Sparking Aha! Moments - ARL families explore the art of the possible during Bring Your Child to Work and Open Campus Family Day

April 29, 2016

By Tracie R. Dean, ARL Public Affairs

Story Highlights

  • The U.S. Army Research Laboratory celebrated Bring Your Child to Work Day which was expanded this year to include Open Campus Family Day.
  • The ARL workforce, at its Adelphi Laboratory Center location in Adelphi, Maryland, had the opportunity to invite their entire family to participate in a day designed to expose young people to the important work their parents perform and also take part in hands-on and interactive activities throughout the lab.
  • One of the most talked about activities during the day was the deoxyribonucleic acid, or DNA, lab where students performed the scientific method of extracting DNA from fruit and encouraged to determine the importance of scientist extracting DNA from organisms.

ADELPHI, Md. (April 28, 2016) - The U.S. Army Research Laboratory celebrated Bring Your Child to Work Day which was expanded this year to include Open Campus Family Day.

The ARL workforce, at its Adelphi Laboratory Center location in Adelphi, Maryland, had the opportunity to invite their entire family to participate in a day designed to expose young people to the important work their parents perform and also take part in hands-on and interactive activities throughout the lab.

The 2016 theme, Sparking AHA! Moments, signifies the importance of imagination and new ideas. Throughout the day, students were encouraged to explore through creative workshops uniquely tailored to highlight enriching educational experiences.

In his opening remarks to the day's events, Dr. Philip Perconti, acting ARL director, encouraged the lab's visiting families to use the day as a chance to discover, explore and grow.

"Go out and explore all the lab has to offer, possibly sparking an 'aha moment' in you that will one day lead you back here, working on or supporting some of our nation's greatest scientific challenges."

Families participated in special activities like drone demonstrations where students learned about the technology and maneuverability of robotic vehicles, and a timed race against the clock to build the tallest and strongest tower using marshmallows and dried spaghetti called the marshmallow challenge.

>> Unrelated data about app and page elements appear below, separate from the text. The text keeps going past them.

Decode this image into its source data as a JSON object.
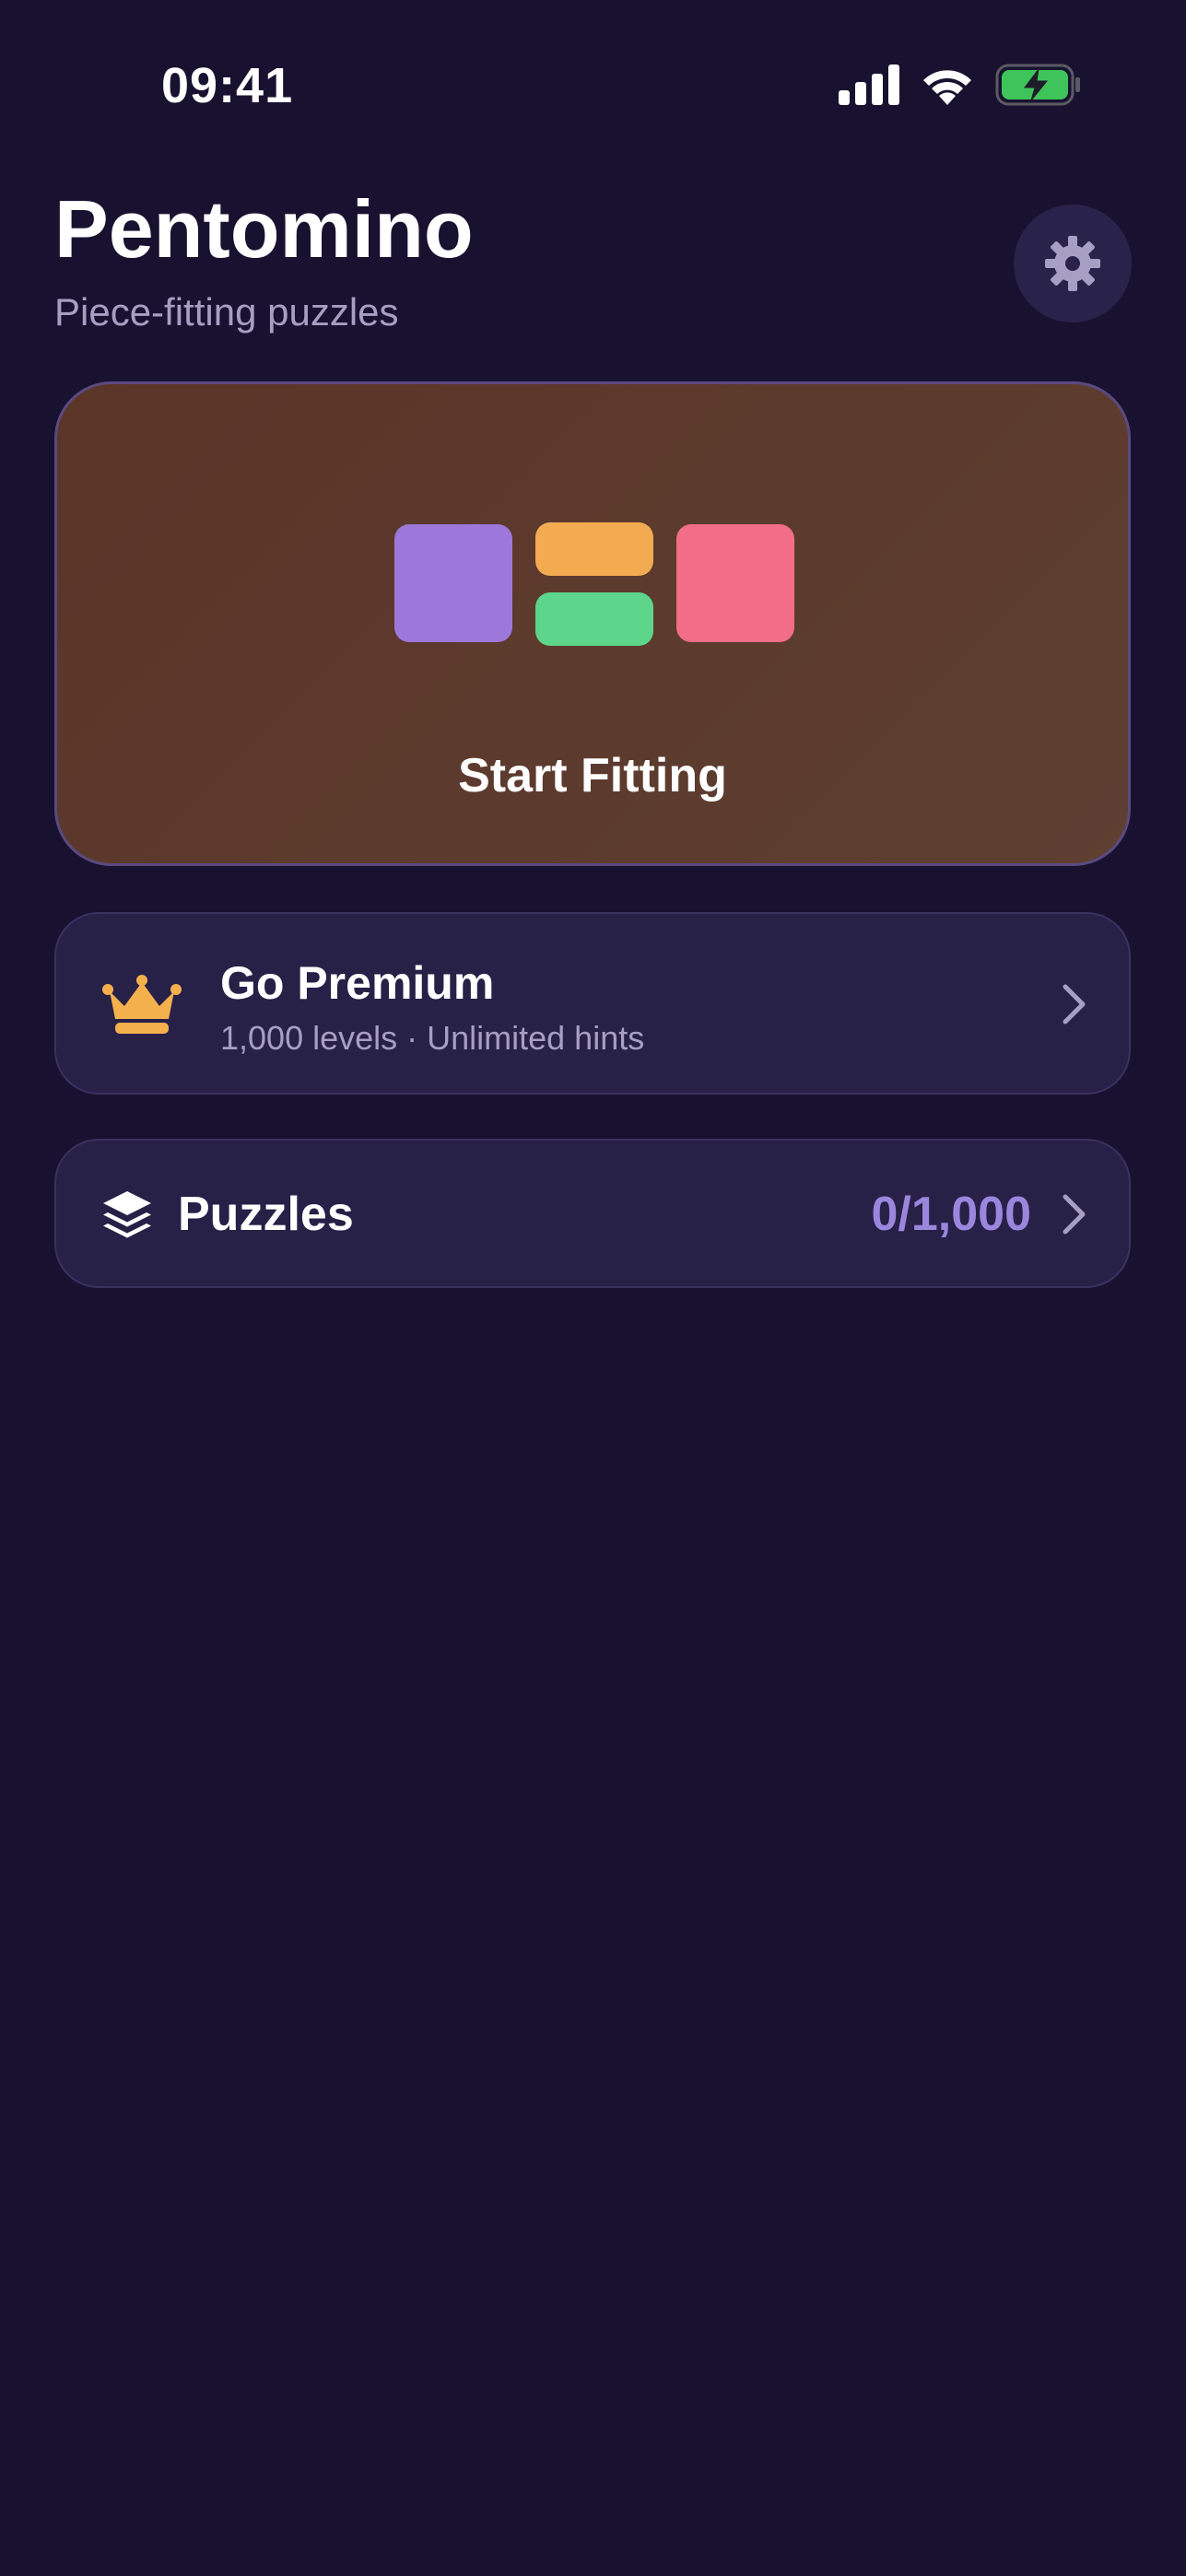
{
  "status_bar": {
    "time": "09:41",
    "icons": [
      "cellular-signal-icon",
      "wifi-icon",
      "battery-charging-icon"
    ]
  },
  "header": {
    "title": "Pentomino",
    "subtitle": "Piece-fitting puzzles",
    "settings_icon": "gear-icon"
  },
  "start_card": {
    "label": "Start Fitting",
    "piece_colors": [
      "#9d78da",
      "#f2ab50",
      "#5dd68b",
      "#f26e88"
    ]
  },
  "premium": {
    "icon": "crown-icon",
    "title": "Go Premium",
    "subtitle": "1,000 levels · Unlimited hints"
  },
  "puzzles": {
    "icon": "layers-icon",
    "title": "Puzzles",
    "count": "0/1,000"
  },
  "colors": {
    "background": "#181230",
    "card": "#272047",
    "accent_purple": "#9b86de",
    "crown_gold": "#f5b04e",
    "subtitle_text": "#a79fc3"
  }
}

Many interactive labs were offered that integrated science, technology, engineering and math related activities to include 3D printing, severe weather and a fingerprinting lab.

One of the most talked about activities during the day was the deoxyribonucleic acid, or DNA, lab where students performed the scientific method of extracting DNA from fruit and encouraged to determine the importance of scientist extracting DNA from organisms.

DNA is a code and can be seen as an instruction manual for all living organisms.

Dr. Troy Alexander, associate for strategic planning, registered his three sons for the lab, because he felt it important they be exposed to manipulating DNA.

"The lab was a demonstration of how we now have the ability from a scientific perspective to manipulate and modify organisms and exploit those for the benefit of mankind and for the Army," Alexander said.

DNA lab participant Austin Alexander said what he found to be most interesting about the lab was how simple household products were used to conduct the experiment.

"They used dish soap to extract DNA from different organisms and I learned even though some organisms have different DNA, there are some that share their DNA," Austin said.

At Aberdeen Proving Ground, Maryland, more than 100 children of the ARL workforce participated in Bring Your Child to Work Day with interactive demonstrations, tours and competitions at the Rodman Materials Research Laboratory and the ARL Defense Supercomputing Resource Center.

Children from elementary school through high school learned about the states of matter, 3-D computer visualizations and how chemicals form bonds. During a visit to the computing center, attendees watched a performance by two-foot-tall dancing robots.

"It's great to see how this event has evolved over the years," said Dr. Jim Snyder, a Weapons and Materials Research Directorate father who attended with three of his kids.

Bring Your Child to Work Day is a national event begun in the early 1990s with the intent of exposing girls and boys to what a parent or mentor in their lives does during the work day and showing them the value of their education, helping them discover the power and possibilities associated with a balanced work and family life, providing them an opportunity to share how they envision the future, and allowing them to begin steps toward their end goals in a hands-on and interactive environment is key to their achieving success.

 

Last Update / Reviewed: April 29, 2016